The Associated Press "Fact Check" team obsessively challenges the statements of President Trump, almost to the exclusion of other people in national politics. But are they checking facts, or opinions?
On Saturday, AP reporters Hope Yen, Calvin Woodward, and Ricardo Alonso-Zaldivar wrote "On and off social media, Trump stretched the facts or shredded them as he tried to make the best of a U.S. death toll surpassing 100,000 from the coronavirus" and other issues. Take their coronavirus verdict:
TRUMP: “For all of the political hacks out there, if I hadn’t done my job well, & early, we would have lost 1 1/2 to 2 Million People, as opposed to the 100,000 plus that looks like will be the number.” — tweet Tuesday, before the toll of known deaths passed 100,000.
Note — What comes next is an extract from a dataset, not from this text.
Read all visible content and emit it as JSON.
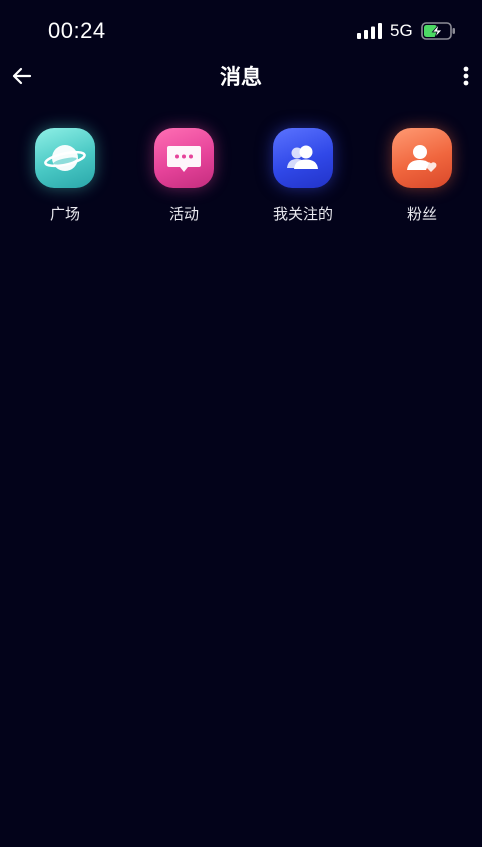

THE FACTS: This opinion comes from his ego, not science, and evades the fact that the U.S. has experienced far more known sickness and death from COVID-19 than any other country. Well-documented failures in U.S. testing and gaps in containment in the crucial early weeks contributed to the severity of the crisis.
Boasting about how the coronavirus death rate could have been so much higher is a matter of speculation, not facts! So why is a "Fact Check" even dealing this tweet? AP grants this is an "opinion," not a fact.
And then, as we've stated on this site repeatedly, while the United States has the highest death toll, it's not the highest per capita. The New York Times interactive map today says the U.S.has 103,775 deaths, which is one death per 3,153 people. That's a lower rate than Belgium (1 per 1,207), Spain (1 per 1,723), and Italy (1 per 1,813).
Team AP acknowledges that Trump's 2 million number is a real guesstimate by scientists, and then insisted it was factually flawed to use this number, since doing nothing was never an option:
Early in the U.S. outbreak, the Centers for Disease Control and Prevention said the death toll could have reached or exceeded 2 million if no steps had been taken to contain the disease. That is to say, if public health authorities, governors, mayors, the president and the public did nothing.
A do-nothing course was never an option and federal officials never forecast such an outlier death toll. Trump’s tweets overlook the fact that the U.S. response — its weaknesses and strengths — was never all about him.
This is a little amusing, since AP thinks their "Fact Checks" are almost all about him. Before the checking began, this trio complained that Trump was fighting with Twitter, suggesting they should be gagging him on that platform: "in the same week that Twitter gave Trump a pass on his baseless innuendo about a broadcaster [Joe Scarborough], the organization was left juggling fraught questions about freedom of expression and when and how to gag a president."